Why Matter Actually Matters
For quite some time, the IoT world is expecting the launch of Matter, formerly known as CHIP.
And the question is: Why is anticipation so high?
In a world of siloed smart home operations — where every brand or manufacturer promises a smart home by loading another product and app onto the shoulders of its customers — the process itself doesn’t feel smart.
After all, consumers don’t want to navigate so many apps to manage all their devices. This approach to smart home management just feels frustrating to many.
This is where Matter comes into play.
The promise behind Matter is simple: Let’s unify all smart home platforms under one internet protocol and create a single language by which all devices can speak to each other, regardless of where they are manufactured or their purpose.
This initiative is aggressively pushed by the three tech giants — Amazon, Google, and Apple — as well as their partners at the Connectivity Standards Alliance.
The simplification power behind Matter is remarkable: to simplify the connectivity process for users and create a one app/assistant fits all system, thus making our lives so much easier, while also allowing brands to maintain their user data.
Why does Matter matter?
The three giants — Apple, Google and Amazon — are not working to only make our lives easier. They have an end game. And this end game is worth billions of dollars.
Under a unified communication protocol, any digital assistant, whether it is Alexa or Google, can replace the native brand’s app. While the brands can still maintain their apps and offer them as an option, it is unlikely that the users will want to download additional apps.
As such, all of the user data will now be managed, owned, and controlled by these three giants.
In a situation like this, the native brands are giving up their most valuable asset: data from their user base. The usage information, device based information, and more are likely to navigate its way to the company that operates the digital assistant.
In a world where user data is not owned by the native brand, user engagement becomes less relevant and brands will find themselves positioned in a price-only competition as their most solid way of differentiation. Therefore, their customer experience will be gone and so will their ability to further monetize their user base.
Furthermore, as Google, Amazon and Apple will now own all of the user information, usage information, and user behavior, it will be very easy for them to create their own, cheaper, version of IoT products that it knows has the highest demand and highest usage.
In essence, the battle for Matter is more than a battle for unification. It is the battle for user data.
While Matter is inevitable and has many benefits to it, brands must fight for their right to own the user lifecycle. Without it, the only benefit smart home companies will get out of each customer is the profit from the sale of the actual device.
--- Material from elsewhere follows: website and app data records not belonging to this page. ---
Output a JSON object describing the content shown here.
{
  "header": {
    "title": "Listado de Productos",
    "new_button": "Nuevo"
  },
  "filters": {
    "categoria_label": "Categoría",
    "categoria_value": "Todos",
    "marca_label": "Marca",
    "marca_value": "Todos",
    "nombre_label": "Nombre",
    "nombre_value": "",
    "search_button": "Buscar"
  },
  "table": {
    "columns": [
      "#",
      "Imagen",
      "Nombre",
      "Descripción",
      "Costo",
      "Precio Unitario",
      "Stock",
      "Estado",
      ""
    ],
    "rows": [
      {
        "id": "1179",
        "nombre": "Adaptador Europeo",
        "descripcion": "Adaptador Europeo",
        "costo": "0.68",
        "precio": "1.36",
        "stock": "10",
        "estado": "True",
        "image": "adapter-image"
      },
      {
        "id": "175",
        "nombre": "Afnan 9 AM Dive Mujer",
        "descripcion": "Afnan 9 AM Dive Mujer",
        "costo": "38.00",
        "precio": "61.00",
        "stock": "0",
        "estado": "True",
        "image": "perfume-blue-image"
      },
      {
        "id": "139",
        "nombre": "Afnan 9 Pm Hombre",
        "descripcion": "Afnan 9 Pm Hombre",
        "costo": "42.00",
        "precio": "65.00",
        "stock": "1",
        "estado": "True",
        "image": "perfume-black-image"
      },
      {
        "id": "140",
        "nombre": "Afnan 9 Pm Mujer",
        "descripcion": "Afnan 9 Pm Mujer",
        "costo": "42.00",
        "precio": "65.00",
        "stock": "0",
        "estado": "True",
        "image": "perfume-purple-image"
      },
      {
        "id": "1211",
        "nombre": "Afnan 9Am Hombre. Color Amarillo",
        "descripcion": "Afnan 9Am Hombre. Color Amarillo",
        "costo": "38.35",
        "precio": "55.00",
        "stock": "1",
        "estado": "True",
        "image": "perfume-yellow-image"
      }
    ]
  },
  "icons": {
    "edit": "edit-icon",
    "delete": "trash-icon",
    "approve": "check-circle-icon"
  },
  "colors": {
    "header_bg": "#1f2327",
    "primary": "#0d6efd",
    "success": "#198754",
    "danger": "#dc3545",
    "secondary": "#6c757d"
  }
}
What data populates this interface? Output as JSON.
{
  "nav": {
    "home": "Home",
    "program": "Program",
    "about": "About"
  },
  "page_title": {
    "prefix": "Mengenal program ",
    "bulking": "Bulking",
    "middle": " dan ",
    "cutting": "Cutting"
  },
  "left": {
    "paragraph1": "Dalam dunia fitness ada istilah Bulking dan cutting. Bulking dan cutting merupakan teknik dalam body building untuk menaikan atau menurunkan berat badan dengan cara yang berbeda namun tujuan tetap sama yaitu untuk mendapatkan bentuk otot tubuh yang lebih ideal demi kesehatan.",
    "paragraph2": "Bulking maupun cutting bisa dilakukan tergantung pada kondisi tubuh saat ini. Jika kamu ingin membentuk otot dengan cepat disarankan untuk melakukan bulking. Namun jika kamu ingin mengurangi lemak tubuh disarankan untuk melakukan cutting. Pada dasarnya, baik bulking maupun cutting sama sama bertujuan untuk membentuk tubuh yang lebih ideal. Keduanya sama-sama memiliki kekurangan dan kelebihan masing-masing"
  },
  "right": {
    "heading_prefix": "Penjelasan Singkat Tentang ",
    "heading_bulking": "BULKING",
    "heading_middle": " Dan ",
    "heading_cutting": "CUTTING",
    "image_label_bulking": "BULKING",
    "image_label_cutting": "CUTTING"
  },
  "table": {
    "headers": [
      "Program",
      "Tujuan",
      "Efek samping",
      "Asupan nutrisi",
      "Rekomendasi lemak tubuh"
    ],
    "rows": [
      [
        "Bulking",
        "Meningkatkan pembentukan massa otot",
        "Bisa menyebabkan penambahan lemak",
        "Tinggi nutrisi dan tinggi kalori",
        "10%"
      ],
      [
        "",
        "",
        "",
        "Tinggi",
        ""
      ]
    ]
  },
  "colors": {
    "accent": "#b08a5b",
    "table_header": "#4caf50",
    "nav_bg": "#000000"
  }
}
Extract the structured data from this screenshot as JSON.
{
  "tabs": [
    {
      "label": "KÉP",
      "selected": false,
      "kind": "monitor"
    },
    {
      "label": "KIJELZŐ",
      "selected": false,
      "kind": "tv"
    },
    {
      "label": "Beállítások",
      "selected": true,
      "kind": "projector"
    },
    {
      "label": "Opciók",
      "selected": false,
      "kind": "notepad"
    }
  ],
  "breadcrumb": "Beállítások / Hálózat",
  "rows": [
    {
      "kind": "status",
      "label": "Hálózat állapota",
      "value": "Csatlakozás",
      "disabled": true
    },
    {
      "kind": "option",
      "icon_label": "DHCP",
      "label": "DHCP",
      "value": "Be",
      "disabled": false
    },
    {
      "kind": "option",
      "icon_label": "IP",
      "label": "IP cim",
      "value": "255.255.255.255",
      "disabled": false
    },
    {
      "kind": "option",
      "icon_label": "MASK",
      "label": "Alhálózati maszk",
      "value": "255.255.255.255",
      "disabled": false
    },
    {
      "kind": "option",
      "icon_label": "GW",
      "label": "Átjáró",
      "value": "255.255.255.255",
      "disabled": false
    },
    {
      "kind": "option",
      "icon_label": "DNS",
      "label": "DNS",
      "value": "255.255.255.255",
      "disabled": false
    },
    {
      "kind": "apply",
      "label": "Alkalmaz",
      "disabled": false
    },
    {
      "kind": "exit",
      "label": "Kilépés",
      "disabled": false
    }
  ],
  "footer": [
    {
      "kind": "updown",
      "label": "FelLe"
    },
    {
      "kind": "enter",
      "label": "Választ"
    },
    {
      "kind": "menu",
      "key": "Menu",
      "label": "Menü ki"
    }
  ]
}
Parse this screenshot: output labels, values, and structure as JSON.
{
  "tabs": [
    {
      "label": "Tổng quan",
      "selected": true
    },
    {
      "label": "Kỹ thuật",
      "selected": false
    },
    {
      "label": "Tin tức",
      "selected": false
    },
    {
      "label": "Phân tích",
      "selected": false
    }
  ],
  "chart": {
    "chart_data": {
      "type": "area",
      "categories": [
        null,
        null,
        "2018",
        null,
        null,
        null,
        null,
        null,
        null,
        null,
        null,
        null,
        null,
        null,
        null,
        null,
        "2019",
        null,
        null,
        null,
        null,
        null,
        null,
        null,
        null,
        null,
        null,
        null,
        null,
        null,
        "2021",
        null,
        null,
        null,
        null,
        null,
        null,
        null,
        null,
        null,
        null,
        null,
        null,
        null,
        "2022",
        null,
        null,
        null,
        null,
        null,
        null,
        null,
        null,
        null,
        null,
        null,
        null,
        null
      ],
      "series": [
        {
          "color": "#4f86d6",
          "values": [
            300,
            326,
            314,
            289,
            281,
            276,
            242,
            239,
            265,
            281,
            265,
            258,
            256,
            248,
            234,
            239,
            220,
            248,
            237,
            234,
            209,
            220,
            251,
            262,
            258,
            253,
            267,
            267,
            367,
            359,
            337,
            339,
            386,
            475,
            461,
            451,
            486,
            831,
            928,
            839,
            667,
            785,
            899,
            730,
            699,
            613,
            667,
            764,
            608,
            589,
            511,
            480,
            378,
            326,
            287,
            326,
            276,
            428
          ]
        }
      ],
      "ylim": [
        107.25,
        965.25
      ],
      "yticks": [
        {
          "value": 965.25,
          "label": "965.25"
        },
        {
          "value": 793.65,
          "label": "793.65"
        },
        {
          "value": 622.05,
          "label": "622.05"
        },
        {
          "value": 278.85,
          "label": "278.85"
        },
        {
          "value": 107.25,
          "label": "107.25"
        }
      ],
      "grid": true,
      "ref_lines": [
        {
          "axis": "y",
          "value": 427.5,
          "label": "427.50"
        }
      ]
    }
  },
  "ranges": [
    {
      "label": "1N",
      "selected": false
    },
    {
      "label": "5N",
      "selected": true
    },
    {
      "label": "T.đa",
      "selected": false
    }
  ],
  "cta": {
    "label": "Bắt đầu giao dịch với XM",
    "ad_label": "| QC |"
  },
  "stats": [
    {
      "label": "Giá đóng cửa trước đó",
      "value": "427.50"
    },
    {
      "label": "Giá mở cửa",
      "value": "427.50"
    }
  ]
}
When will Matter Launch?
The Connectivity Standards Alliance has launched several release dates for Matter in the past. It is now expected in Fall 2022. While there still is no finite date for Matter to actually launch, it is very possible that the launch date will be postponed once more.
However, from our industry conversations with IoT brands at trade shows and more, it is evident that Matter is already part of the conversation.
We also know that the first tranche of devices are likely to fall into categories like lighting, electrical, HVAC, security, and more.